Beijing has drawn up a list of 33 apps guilty of collecting personal data deemed unnecessary for the provision of their service.
China has recalled 33 mobile apps for collecting more user data than it deems necessary to offer their service. The companies publishing these applications, which include Chinese giants like Baidu and Tencent, have less than 15 days to fill their gaps in the protection of their users' data.
Chinese authorities said via a brief statement on Saturday that the apps violated local regulations, primarily for collecting personal data that was not relevant to their service. Citing public complaints, Beijing says the operators of these applications have broken the rules, after evaluating many applications, including map navigation. These applications also collected personal information without the consent of their users, Chinese authorities say.

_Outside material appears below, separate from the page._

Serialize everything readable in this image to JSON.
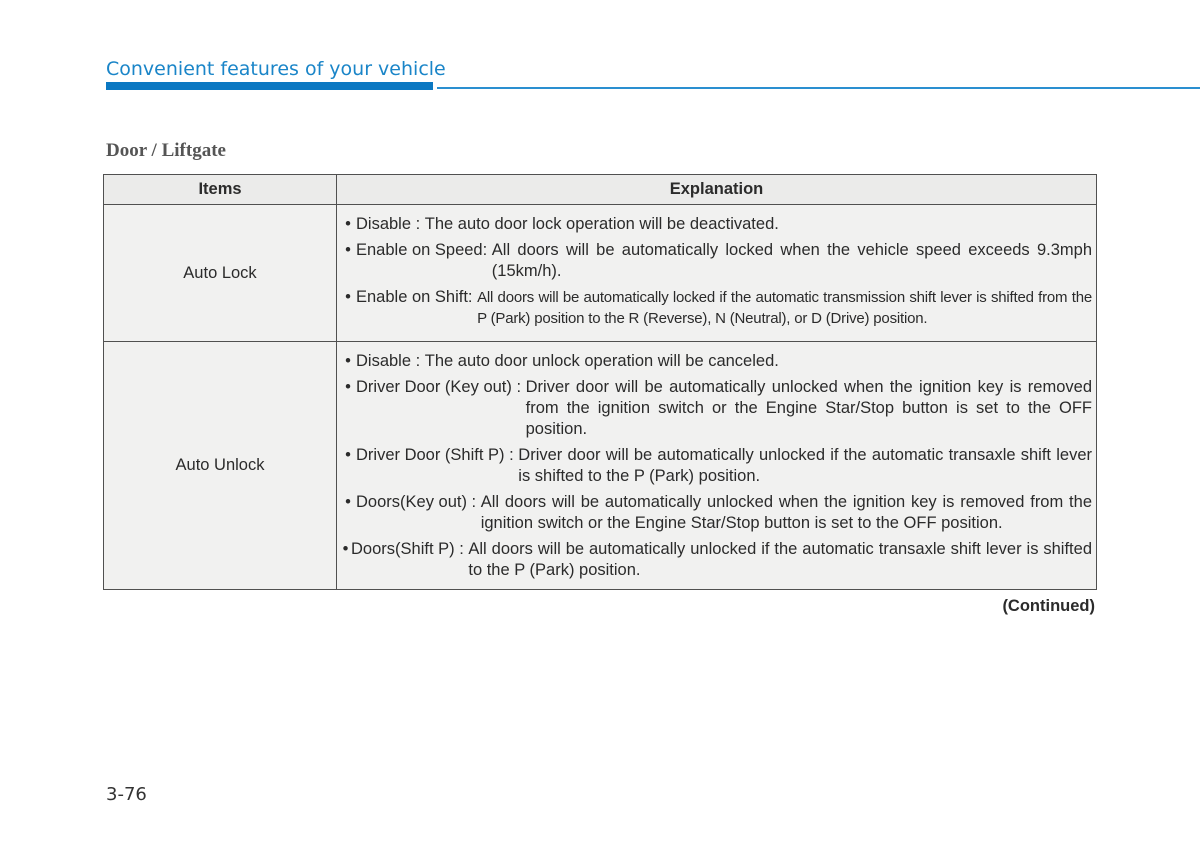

Among the list of 33 applications tackled by Beijing are applications published by Chinese technology giants such as Sogou, Baidu, Tencent, QQ and Zhejiang Jianxin Technology. These companies now have 10 days to rectify the problem, failing which they will be subject to sanctions under Chinese regulations.
The hunt for giants continues
In March, Beijing issued a regulation prohibiting mobile app developers from refusing to offer basic services to consumers who do not want to provide personal data unnecessary to the provision of those services. The Chinese government said at the time that the legislation would bring greater clarity on the types of data deemed necessary for the most common applications, including carpooling, instant messaging, e-commerce and map navigation.
For Beijing, the new regulations are necessary as mobile apps become more popular and the collection of a wide range of personal data becomes common. Chinese authorities note that several applications singled out seek personal information by bundling their services, effectively preventing their users from using their basic function if they refuse to authorize the use of their data.
In recent months, the Chinese government has stepped up efforts to tackle technology monopolies and their growing influence, and to protect consumers' rights on digital platforms. Last month, e-commerce giant Alibaba Group was fined a record $ 2.77 billion for violating Chinese antitrust regulations and "abusing its dominant market position."
The Chinese regulator said at the time that Alibaba had abused its strong market position since 2015 to prevent traders from using other online e-commerce platforms. These practices have had an impact on the free movement of goods and services, harming the business interests of a trader, and violating local anti-monopoly laws, the government agency said.